[Opening Material shown section]

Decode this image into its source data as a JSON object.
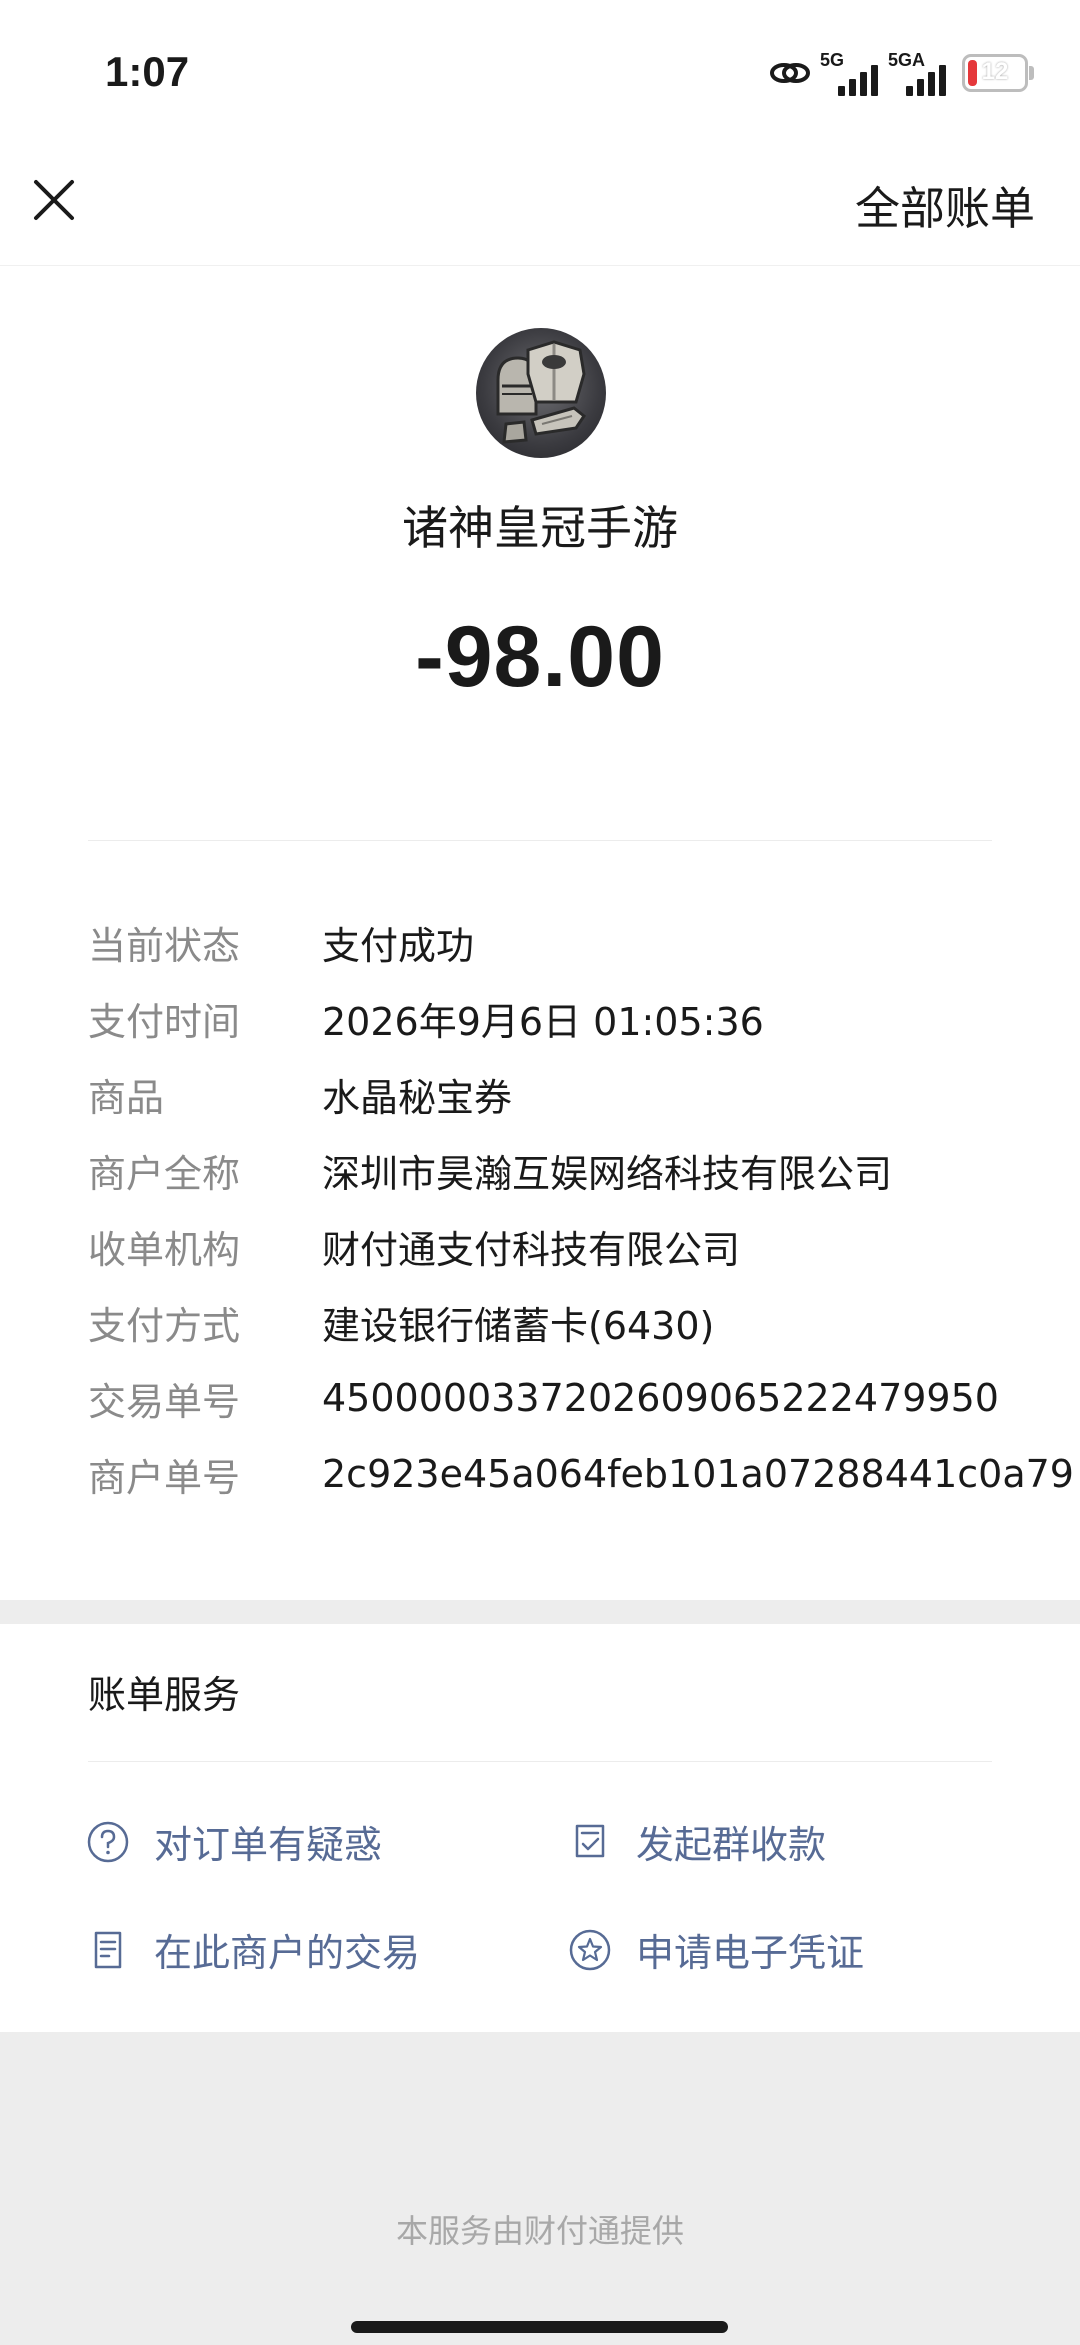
{
  "status_bar": {
    "time": "1:07",
    "network_1": "5G",
    "network_2": "5GA",
    "battery": "12",
    "colors": {
      "battery_low": "#e5383b"
    }
  },
  "nav": {
    "close_icon": "close-icon",
    "all_bills": "全部账单"
  },
  "header": {
    "avatar_icon": "knight-armor-avatar",
    "merchant_name": "诸神皇冠手游",
    "amount": "-98.00"
  },
  "details": [
    {
      "label": "当前状态",
      "value": "支付成功"
    },
    {
      "label": "支付时间",
      "value": "2026年9月6日 01:05:36"
    },
    {
      "label": "商品",
      "value": "水晶秘宝券"
    },
    {
      "label": "商户全称",
      "value": "深圳市昊瀚互娱网络科技有限公司"
    },
    {
      "label": "收单机构",
      "value": "财付通支付科技有限公司"
    },
    {
      "label": "支付方式",
      "value": "建设银行储蓄卡(6430)"
    },
    {
      "label": "交易单号",
      "value": "4500000337202609065222479950"
    },
    {
      "label": "商户单号",
      "value": "2c923e45a064feb101a07288441c0a79"
    }
  ],
  "services": {
    "title": "账单服务",
    "link_color": "#576b95",
    "items": [
      {
        "label": "对订单有疑惑",
        "icon": "question-circle-icon"
      },
      {
        "label": "发起群收款",
        "icon": "group-collect-icon"
      },
      {
        "label": "在此商户的交易",
        "icon": "document-list-icon"
      },
      {
        "label": "申请电子凭证",
        "icon": "star-badge-icon"
      }
    ]
  },
  "footer": {
    "text": "本服务由财付通提供"
  }
}
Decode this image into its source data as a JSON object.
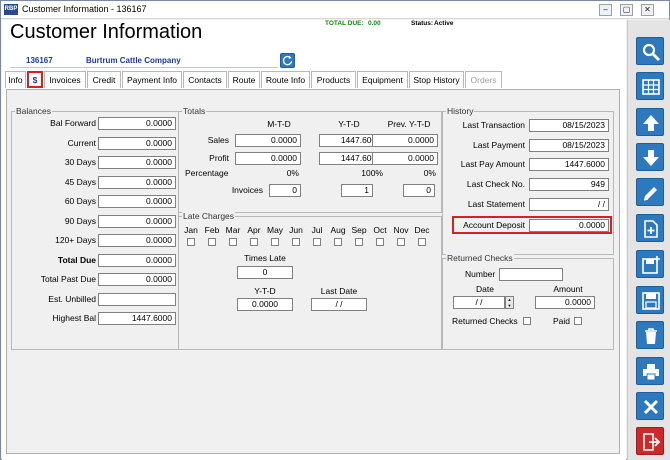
{
  "window": {
    "title": "Customer Information - 136167",
    "app_icon": "RBP"
  },
  "header": {
    "page_title": "Customer Information",
    "total_due_label": "TOTAL DUE:",
    "total_due_value": "0.00",
    "status_label": "Status:",
    "status_value": "Active"
  },
  "customer": {
    "number": "136167",
    "name": "Burtrum Cattle Company"
  },
  "tabs": [
    {
      "label": "Info"
    },
    {
      "label": "$"
    },
    {
      "label": "Invoices"
    },
    {
      "label": "Credit"
    },
    {
      "label": "Payment Info"
    },
    {
      "label": "Contacts"
    },
    {
      "label": "Route"
    },
    {
      "label": "Route Info"
    },
    {
      "label": "Products"
    },
    {
      "label": "Equipment"
    },
    {
      "label": "Stop History"
    },
    {
      "label": "Orders"
    }
  ],
  "balances": {
    "title": "Balances",
    "rows": [
      {
        "label": "Bal Forward",
        "value": "0.0000"
      },
      {
        "label": "Current",
        "value": "0.0000"
      },
      {
        "label": "30 Days",
        "value": "0.0000"
      },
      {
        "label": "45 Days",
        "value": "0.0000"
      },
      {
        "label": "60 Days",
        "value": "0.0000"
      },
      {
        "label": "90 Days",
        "value": "0.0000"
      },
      {
        "label": "120+ Days",
        "value": "0.0000"
      },
      {
        "label": "Total Due",
        "value": "0.0000"
      },
      {
        "label": "Total Past Due",
        "value": "0.0000"
      },
      {
        "label": "Est. Unbilled",
        "value": ""
      },
      {
        "label": "Highest Bal",
        "value": "1447.6000"
      }
    ]
  },
  "totals": {
    "title": "Totals",
    "col_mtd": "M-T-D",
    "col_ytd": "Y-T-D",
    "col_prev": "Prev. Y-T-D",
    "sales_label": "Sales",
    "sales": [
      "0.0000",
      "1447.6000",
      "0.0000"
    ],
    "profit_label": "Profit",
    "profit": [
      "0.0000",
      "1447.6000",
      "0.0000"
    ],
    "percentage_label": "Percentage",
    "percentage": [
      "0%",
      "100%",
      "0%"
    ],
    "invoices_label": "Invoices",
    "invoices": [
      "0",
      "1",
      "0"
    ]
  },
  "late_charges": {
    "title": "Late Charges",
    "months": [
      "Jan",
      "Feb",
      "Mar",
      "Apr",
      "May",
      "Jun",
      "Jul",
      "Aug",
      "Sep",
      "Oct",
      "Nov",
      "Dec"
    ],
    "times_late_label": "Times Late",
    "times_late": "0",
    "ytd_label": "Y-T-D",
    "ytd": "0.0000",
    "last_date_label": "Last Date",
    "last_date": "/ /"
  },
  "history": {
    "title": "History",
    "last_transaction_label": "Last Transaction",
    "last_transaction": "08/15/2023",
    "last_payment_label": "Last Payment",
    "last_payment": "08/15/2023",
    "last_pay_amount_label": "Last Pay Amount",
    "last_pay_amount": "1447.6000",
    "last_check_label": "Last Check No.",
    "last_check": "949",
    "last_statement_label": "Last Statement",
    "last_statement": "/ /",
    "account_deposit_label": "Account Deposit",
    "account_deposit": "0.0000"
  },
  "returned_checks": {
    "title": "Returned Checks",
    "number_label": "Number",
    "number": "",
    "date_label": "Date",
    "date": "/ /",
    "amount_label": "Amount",
    "amount": "0.0000",
    "returned_label": "Returned Checks",
    "paid_label": "Paid"
  },
  "sidebar": [
    "search-icon",
    "grid-icon",
    "arrow-up-icon",
    "arrow-down-icon",
    "pencil-icon",
    "new-document-icon",
    "add-save-icon",
    "save-icon",
    "trash-icon",
    "print-icon",
    "close-icon",
    "exit-icon"
  ]
}
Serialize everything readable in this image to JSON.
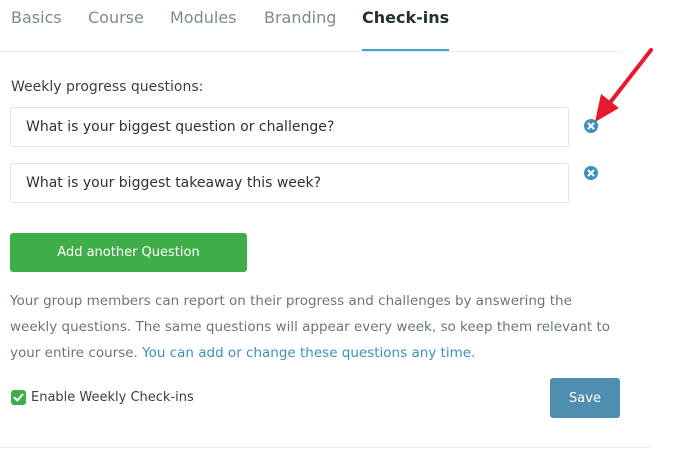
{
  "tabs": [
    {
      "label": "Basics"
    },
    {
      "label": "Course"
    },
    {
      "label": "Modules"
    },
    {
      "label": "Branding"
    },
    {
      "label": "Check-ins",
      "active": true
    }
  ],
  "section_label": "Weekly progress questions:",
  "questions": [
    {
      "value": "What is your biggest question or challenge?",
      "remove_icon": "times-circle-icon"
    },
    {
      "value": "What is your biggest takeaway this week?",
      "remove_icon": "times-circle-icon"
    }
  ],
  "add_button_label": "Add another Question",
  "description": {
    "text": "Your group members can report on their progress and challenges by answering the weekly questions. The same questions will appear every week, so keep them relevant to your entire course. ",
    "link": "You can add or change these questions any time."
  },
  "enable_checkins": {
    "label": "Enable Weekly Check-ins",
    "checked": true
  },
  "save_label": "Save",
  "colors": {
    "accent_green": "#3fae49",
    "save_blue": "#4e8fb0",
    "link_blue": "#3d8fbd",
    "tab_underline": "#45a5c8",
    "annotation_red": "#e8192c"
  }
}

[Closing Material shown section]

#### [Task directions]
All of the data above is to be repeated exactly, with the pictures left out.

#### [Finished exercise]
Decode this image into its source data as a JSON object.
{
  "status_bar": {
    "time": "1:07",
    "network_1": "5G",
    "network_2": "5GA",
    "battery": "12",
    "colors": {
      "battery_low": "#e5383b"
    }
  },
  "nav": {
    "close_icon": "close-icon",
    "all_bills": "全部账单"
  },
  "header": {
    "avatar_icon": "knight-armor-avatar",
    "merchant_name": "诸神皇冠手游",
    "amount": "-98.00"
  },
  "details": [
    {
      "label": "当前状态",
      "value": "支付成功"
    },
    {
      "label": "支付时间",
      "value": "2026年9月6日 01:05:36"
    },
    {
      "label": "商品",
      "value": "水晶秘宝券"
    },
    {
      "label": "商户全称",
      "value": "深圳市昊瀚互娱网络科技有限公司"
    },
    {
      "label": "收单机构",
      "value": "财付通支付科技有限公司"
    },
    {
      "label": "支付方式",
      "value": "建设银行储蓄卡(6430)"
    },
    {
      "label": "交易单号",
      "value": "4500000337202609065222479950"
    },
    {
      "label": "商户单号",
      "value": "2c923e45a064feb101a07288441c0a79"
    }
  ],
  "services": {
    "title": "账单服务",
    "link_color": "#576b95",
    "items": [
      {
        "label": "对订单有疑惑",
        "icon": "question-circle-icon"
      },
      {
        "label": "发起群收款",
        "icon": "group-collect-icon"
      },
      {
        "label": "在此商户的交易",
        "icon": "document-list-icon"
      },
      {
        "label": "申请电子凭证",
        "icon": "star-badge-icon"
      }
    ]
  },
  "footer": {
    "text": "本服务由财付通提供"
  }
}
Decode this image into its source data as a JSON object.
{
  "window": {
    "title": "Customer Information - 136167",
    "app_icon": "RBP"
  },
  "header": {
    "page_title": "Customer Information",
    "total_due_label": "TOTAL DUE:",
    "total_due_value": "0.00",
    "status_label": "Status:",
    "status_value": "Active"
  },
  "customer": {
    "number": "136167",
    "name": "Burtrum Cattle Company"
  },
  "tabs": [
    {
      "label": "Info"
    },
    {
      "label": "$"
    },
    {
      "label": "Invoices"
    },
    {
      "label": "Credit"
    },
    {
      "label": "Payment Info"
    },
    {
      "label": "Contacts"
    },
    {
      "label": "Route"
    },
    {
      "label": "Route Info"
    },
    {
      "label": "Products"
    },
    {
      "label": "Equipment"
    },
    {
      "label": "Stop History"
    },
    {
      "label": "Orders"
    }
  ],
  "balances": {
    "title": "Balances",
    "rows": [
      {
        "label": "Bal Forward",
        "value": "0.0000"
      },
      {
        "label": "Current",
        "value": "0.0000"
      },
      {
        "label": "30 Days",
        "value": "0.0000"
      },
      {
        "label": "45 Days",
        "value": "0.0000"
      },
      {
        "label": "60 Days",
        "value": "0.0000"
      },
      {
        "label": "90 Days",
        "value": "0.0000"
      },
      {
        "label": "120+ Days",
        "value": "0.0000"
      },
      {
        "label": "Total Due",
        "value": "0.0000"
      },
      {
        "label": "Total Past Due",
        "value": "0.0000"
      },
      {
        "label": "Est. Unbilled",
        "value": ""
      },
      {
        "label": "Highest Bal",
        "value": "1447.6000"
      }
    ]
  },
  "totals": {
    "title": "Totals",
    "col_mtd": "M-T-D",
    "col_ytd": "Y-T-D",
    "col_prev": "Prev. Y-T-D",
    "sales_label": "Sales",
    "sales": [
      "0.0000",
      "1447.6000",
      "0.0000"
    ],
    "profit_label": "Profit",
    "profit": [
      "0.0000",
      "1447.6000",
      "0.0000"
    ],
    "percentage_label": "Percentage",
    "percentage": [
      "0%",
      "100%",
      "0%"
    ],
    "invoices_label": "Invoices",
    "invoices": [
      "0",
      "1",
      "0"
    ]
  },
  "late_charges": {
    "title": "Late Charges",
    "months": [
      "Jan",
      "Feb",
      "Mar",
      "Apr",
      "May",
      "Jun",
      "Jul",
      "Aug",
      "Sep",
      "Oct",
      "Nov",
      "Dec"
    ],
    "times_late_label": "Times Late",
    "times_late": "0",
    "ytd_label": "Y-T-D",
    "ytd": "0.0000",
    "last_date_label": "Last Date",
    "last_date": "/ /"
  },
  "history": {
    "title": "History",
    "last_transaction_label": "Last Transaction",
    "last_transaction": "08/15/2023",
    "last_payment_label": "Last Payment",
    "last_payment": "08/15/2023",
    "last_pay_amount_label": "Last Pay Amount",
    "last_pay_amount": "1447.6000",
    "last_check_label": "Last Check No.",
    "last_check": "949",
    "last_statement_label": "Last Statement",
    "last_statement": "/ /",
    "account_deposit_label": "Account Deposit",
    "account_deposit": "0.0000"
  },
  "returned_checks": {
    "title": "Returned Checks",
    "number_label": "Number",
    "number": "",
    "date_label": "Date",
    "date": "/ /",
    "amount_label": "Amount",
    "amount": "0.0000",
    "returned_label": "Returned Checks",
    "paid_label": "Paid"
  },
  "sidebar": [
    "search-icon",
    "grid-icon",
    "arrow-up-icon",
    "arrow-down-icon",
    "pencil-icon",
    "new-document-icon",
    "add-save-icon",
    "save-icon",
    "trash-icon",
    "print-icon",
    "close-icon",
    "exit-icon"
  ]
}
Serialize everything readable in this image to JSON.
{
  "tabs": [
    {
      "label": "Basics"
    },
    {
      "label": "Course"
    },
    {
      "label": "Modules"
    },
    {
      "label": "Branding"
    },
    {
      "label": "Check-ins",
      "active": true
    }
  ],
  "section_label": "Weekly progress questions:",
  "questions": [
    {
      "value": "What is your biggest question or challenge?",
      "remove_icon": "times-circle-icon"
    },
    {
      "value": "What is your biggest takeaway this week?",
      "remove_icon": "times-circle-icon"
    }
  ],
  "add_button_label": "Add another Question",
  "description": {
    "text": "Your group members can report on their progress and challenges by answering the weekly questions. The same questions will appear every week, so keep them relevant to your entire course. ",
    "link": "You can add or change these questions any time."
  },
  "enable_checkins": {
    "label": "Enable Weekly Check-ins",
    "checked": true
  },
  "save_label": "Save",
  "colors": {
    "accent_green": "#3fae49",
    "save_blue": "#4e8fb0",
    "link_blue": "#3d8fbd",
    "tab_underline": "#45a5c8",
    "annotation_red": "#e8192c"
  }
}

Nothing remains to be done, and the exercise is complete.